3. The Children of Men by P.D. James


The Children of Men

Image Via Amazon


This dystopian novel is most like Margaret Atwood’s in that it explores what happens when society becomes infertile. Theodore Faron has seemingly given up on a world that has no future until a woman named Julian comes along to change his mind. Will she continue to awaken the minds of the rest of the world and change their fate?


4. The Book of Joan by Lidia Yuknavitch


The Book of Joan

Image Via Harper Collins 


This novel has come to be known as the ‘reimagined Joan of Arc.’ Yuknavitch writes about a world that has been plagued by war and turned into a full fighting ground. The human response turns the people into those who do not represent humans at all: pale, sexless, hairless creatures. Per Amazon:

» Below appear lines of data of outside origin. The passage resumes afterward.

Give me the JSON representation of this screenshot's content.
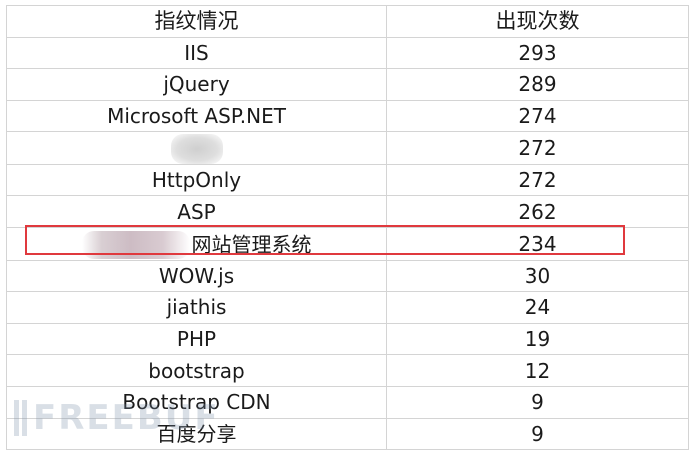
{
  "table": {
    "headers": [
      "指纹情况",
      "出现次数"
    ],
    "rows": [
      {
        "name": "IIS",
        "count": "293"
      },
      {
        "name": "jQuery",
        "count": "289"
      },
      {
        "name": "Microsoft ASP.NET",
        "count": "274"
      },
      {
        "name": "",
        "count": "272"
      },
      {
        "name": "HttpOnly",
        "count": "272"
      },
      {
        "name": "ASP",
        "count": "262"
      },
      {
        "name": "网站管理系统",
        "count": "234"
      },
      {
        "name": "WOW.js",
        "count": "30"
      },
      {
        "name": "jiathis",
        "count": "24"
      },
      {
        "name": "PHP",
        "count": "19"
      },
      {
        "name": "bootstrap",
        "count": "12"
      },
      {
        "name": "Bootstrap CDN",
        "count": "9"
      },
      {
        "name": "百度分享",
        "count": "9"
      }
    ]
  },
  "highlight": {
    "row_index": 6,
    "color": "#e0393e"
  },
  "watermark": {
    "text": "FREEBUF"
  }
}
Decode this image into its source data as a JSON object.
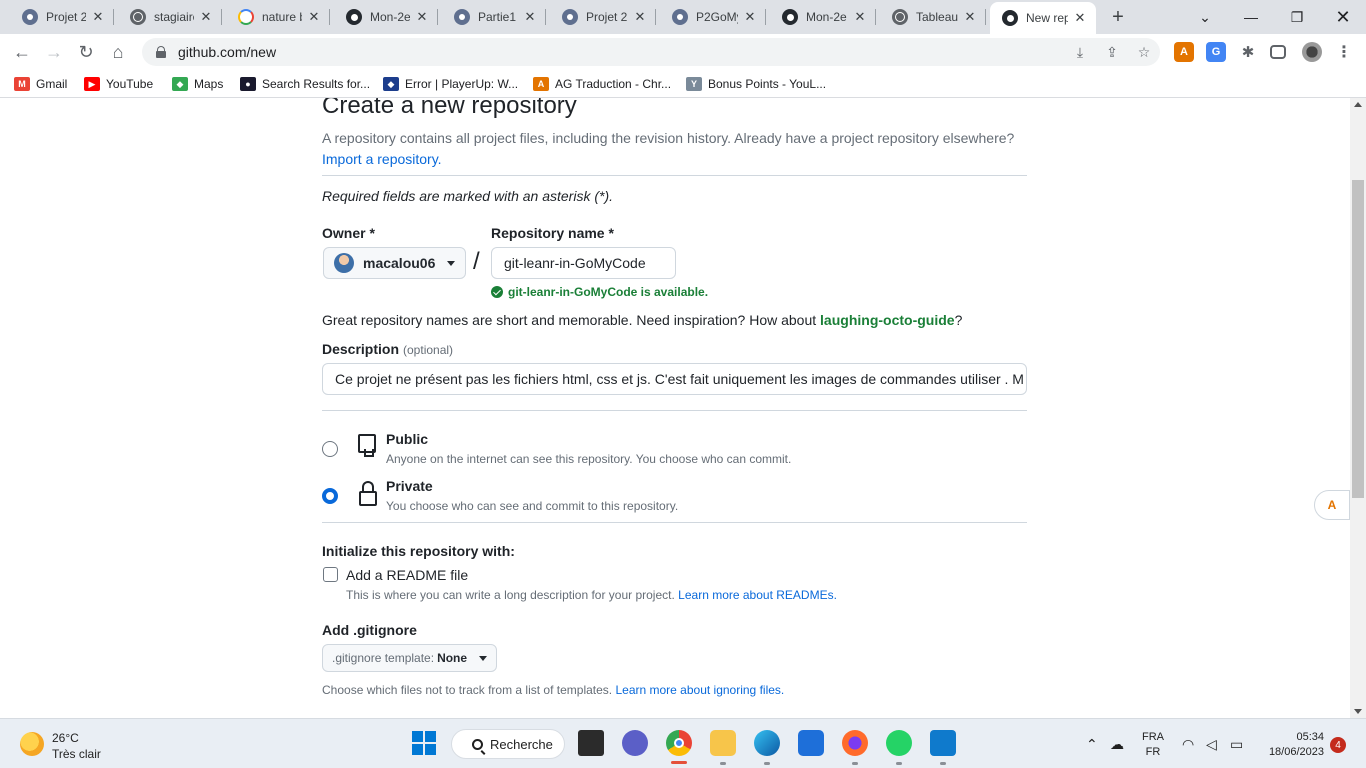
{
  "browser": {
    "tabs": [
      {
        "title": "Projet 2",
        "icon": "ghost"
      },
      {
        "title": "stagiaire",
        "icon": "globe"
      },
      {
        "title": "nature b",
        "icon": "google"
      },
      {
        "title": "Mon-2e",
        "icon": "github"
      },
      {
        "title": "Partie1 c",
        "icon": "ghost"
      },
      {
        "title": "Projet 2",
        "icon": "ghost"
      },
      {
        "title": "P2GoMy",
        "icon": "ghost"
      },
      {
        "title": "Mon-2e",
        "icon": "github"
      },
      {
        "title": "Tableau",
        "icon": "globe"
      },
      {
        "title": "New rep",
        "icon": "github",
        "active": true
      }
    ],
    "url": "github.com/new",
    "bookmarks": [
      {
        "label": "Gmail",
        "color": "#ea4335"
      },
      {
        "label": "YouTube",
        "color": "#ff0000"
      },
      {
        "label": "Maps",
        "color": "#34a853"
      },
      {
        "label": "Search Results for...",
        "color": "#1a1a2e"
      },
      {
        "label": "Error | PlayerUp: W...",
        "color": "#1c3d8c"
      },
      {
        "label": "AG Traduction - Chr...",
        "color": "#e37400"
      },
      {
        "label": "Bonus Points - YouL...",
        "color": "#7a8a99"
      }
    ]
  },
  "page": {
    "title": "Create a new repository",
    "intro": "A repository contains all project files, including the revision history. Already have a project repository elsewhere?",
    "import_link": "Import a repository.",
    "required_note": "Required fields are marked with an asterisk (*).",
    "owner": {
      "label": "Owner *",
      "value": "macalou06"
    },
    "slash": "/",
    "repo_name": {
      "label": "Repository name *",
      "value": "git-leanr-in-GoMyCode",
      "availability": "git-leanr-in-GoMyCode is available."
    },
    "great_names": {
      "text": "Great repository names are short and memorable. Need inspiration? How about ",
      "suggestion": "laughing-octo-guide",
      "end": "?"
    },
    "description": {
      "label": "Description",
      "optional": "(optional)",
      "value": "Ce projet ne présent pas les fichiers html, css et js. C'est fait uniquement les images de commandes utiliser . M"
    },
    "visibility": {
      "public": {
        "title": "Public",
        "desc": "Anyone on the internet can see this repository. You choose who can commit.",
        "selected": false
      },
      "private": {
        "title": "Private",
        "desc": "You choose who can see and commit to this repository.",
        "selected": true
      }
    },
    "initialize": {
      "heading": "Initialize this repository with:",
      "readme_label": "Add a README file",
      "readme_checked": false,
      "readme_desc": "This is where you can write a long description for your project.",
      "readme_link": "Learn more about READMEs."
    },
    "gitignore": {
      "heading": "Add .gitignore",
      "button_prefix": ".gitignore template:",
      "button_value": "None",
      "desc": "Choose which files not to track from a list of templates.",
      "link": "Learn more about ignoring files."
    }
  },
  "taskbar": {
    "weather_temp": "26°C",
    "weather_desc": "Très clair",
    "search_label": "Recherche",
    "lang_top": "FRA",
    "lang_bottom": "FR",
    "time": "05:34",
    "date": "18/06/2023",
    "notifications": "4"
  }
}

A riveting tale of destruction and love found in the direst of places—even at the extreme end of post-human experience—Lidia Yuknavitch’s The Book of Joan raises questions about what it means to be human, the fluidity of sex and gender, and the role of art as a means for survival.


5. The End We Start From by Megan Hunter


The End We Start From

 Images Via Goodreads


Megan Hunter writes a powerful tale encompassing strong maternal ties with natural survival instincts. After the city of London has been submerged in water, a woman gives birth to a child and must go to great lengths to survive. The child exemplifies the natural wonder and beauty that you would expect from a baby, despite the state of the world. 


Feature Image Courtesy of The Boar